▸ **Task to complete**
Look for "JSON" in the records and copy every line that has it.

▸ **Data for analysis**

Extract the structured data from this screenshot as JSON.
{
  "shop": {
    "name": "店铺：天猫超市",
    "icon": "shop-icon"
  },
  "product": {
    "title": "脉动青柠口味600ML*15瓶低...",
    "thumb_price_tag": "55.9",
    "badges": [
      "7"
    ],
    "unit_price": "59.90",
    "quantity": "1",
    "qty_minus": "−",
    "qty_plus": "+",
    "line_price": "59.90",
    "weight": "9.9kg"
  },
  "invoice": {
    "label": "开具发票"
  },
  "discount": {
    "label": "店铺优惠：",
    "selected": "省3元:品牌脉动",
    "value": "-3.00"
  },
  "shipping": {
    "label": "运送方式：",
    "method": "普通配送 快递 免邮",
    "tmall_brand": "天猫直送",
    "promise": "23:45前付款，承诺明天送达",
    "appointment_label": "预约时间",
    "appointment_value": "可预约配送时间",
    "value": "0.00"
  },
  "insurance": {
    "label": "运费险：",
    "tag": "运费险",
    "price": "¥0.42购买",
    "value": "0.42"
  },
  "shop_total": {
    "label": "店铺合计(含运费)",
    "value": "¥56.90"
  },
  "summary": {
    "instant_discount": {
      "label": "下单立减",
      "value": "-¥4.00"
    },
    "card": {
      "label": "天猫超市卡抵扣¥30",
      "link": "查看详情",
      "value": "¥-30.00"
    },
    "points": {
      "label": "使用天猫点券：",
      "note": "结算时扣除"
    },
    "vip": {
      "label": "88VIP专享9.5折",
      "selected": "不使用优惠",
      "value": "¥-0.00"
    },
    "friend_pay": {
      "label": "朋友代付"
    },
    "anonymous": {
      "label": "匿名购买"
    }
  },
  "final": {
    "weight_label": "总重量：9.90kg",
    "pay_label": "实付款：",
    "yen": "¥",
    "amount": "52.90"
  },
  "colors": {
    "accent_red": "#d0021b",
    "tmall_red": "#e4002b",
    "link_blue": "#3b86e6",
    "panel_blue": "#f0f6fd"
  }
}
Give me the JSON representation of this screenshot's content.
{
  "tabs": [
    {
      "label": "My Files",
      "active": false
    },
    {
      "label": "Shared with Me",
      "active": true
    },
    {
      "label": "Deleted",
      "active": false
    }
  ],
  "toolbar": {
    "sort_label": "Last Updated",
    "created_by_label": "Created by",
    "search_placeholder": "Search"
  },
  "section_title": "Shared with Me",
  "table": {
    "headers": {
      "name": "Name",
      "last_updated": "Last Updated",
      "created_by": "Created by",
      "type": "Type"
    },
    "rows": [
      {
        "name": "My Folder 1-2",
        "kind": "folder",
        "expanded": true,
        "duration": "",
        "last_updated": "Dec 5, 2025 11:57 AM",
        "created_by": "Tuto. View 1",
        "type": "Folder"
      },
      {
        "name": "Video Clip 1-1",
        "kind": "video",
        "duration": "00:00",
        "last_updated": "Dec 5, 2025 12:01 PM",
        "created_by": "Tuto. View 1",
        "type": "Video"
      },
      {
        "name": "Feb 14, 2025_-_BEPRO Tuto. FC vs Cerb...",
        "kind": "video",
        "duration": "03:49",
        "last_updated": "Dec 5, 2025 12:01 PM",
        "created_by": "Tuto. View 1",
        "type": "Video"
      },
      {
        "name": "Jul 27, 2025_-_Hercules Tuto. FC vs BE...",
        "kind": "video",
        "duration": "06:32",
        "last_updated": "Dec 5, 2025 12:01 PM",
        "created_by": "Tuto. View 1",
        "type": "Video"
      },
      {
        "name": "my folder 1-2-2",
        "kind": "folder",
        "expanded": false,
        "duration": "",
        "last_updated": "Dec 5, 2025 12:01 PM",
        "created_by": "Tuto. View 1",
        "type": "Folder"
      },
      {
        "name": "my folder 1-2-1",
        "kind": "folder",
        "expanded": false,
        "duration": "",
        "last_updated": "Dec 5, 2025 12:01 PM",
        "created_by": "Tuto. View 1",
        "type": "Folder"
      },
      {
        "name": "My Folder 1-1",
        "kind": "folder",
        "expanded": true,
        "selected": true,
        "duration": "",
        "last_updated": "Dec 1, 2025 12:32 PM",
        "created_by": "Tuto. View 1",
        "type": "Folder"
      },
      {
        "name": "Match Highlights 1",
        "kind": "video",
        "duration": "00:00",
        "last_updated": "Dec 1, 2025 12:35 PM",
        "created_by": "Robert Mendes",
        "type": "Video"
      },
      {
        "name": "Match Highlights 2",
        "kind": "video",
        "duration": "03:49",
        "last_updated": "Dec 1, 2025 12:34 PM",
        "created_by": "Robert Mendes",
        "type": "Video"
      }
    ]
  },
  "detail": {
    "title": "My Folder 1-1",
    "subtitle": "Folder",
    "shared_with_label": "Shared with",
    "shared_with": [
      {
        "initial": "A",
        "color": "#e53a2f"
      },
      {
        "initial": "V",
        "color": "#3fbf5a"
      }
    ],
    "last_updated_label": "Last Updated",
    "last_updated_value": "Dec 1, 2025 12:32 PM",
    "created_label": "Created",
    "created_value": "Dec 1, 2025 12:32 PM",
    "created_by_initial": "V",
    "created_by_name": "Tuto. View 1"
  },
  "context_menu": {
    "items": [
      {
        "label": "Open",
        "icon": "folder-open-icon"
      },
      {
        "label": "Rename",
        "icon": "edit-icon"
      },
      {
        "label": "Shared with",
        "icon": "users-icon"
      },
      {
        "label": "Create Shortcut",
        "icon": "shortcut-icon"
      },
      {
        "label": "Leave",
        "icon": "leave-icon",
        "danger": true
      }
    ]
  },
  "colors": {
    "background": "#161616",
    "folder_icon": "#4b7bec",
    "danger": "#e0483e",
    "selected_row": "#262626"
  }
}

▸ **Exercise solution**
Extract the structured data from this screenshot as JSON.
Give me the JSON representation of this screenshot's content.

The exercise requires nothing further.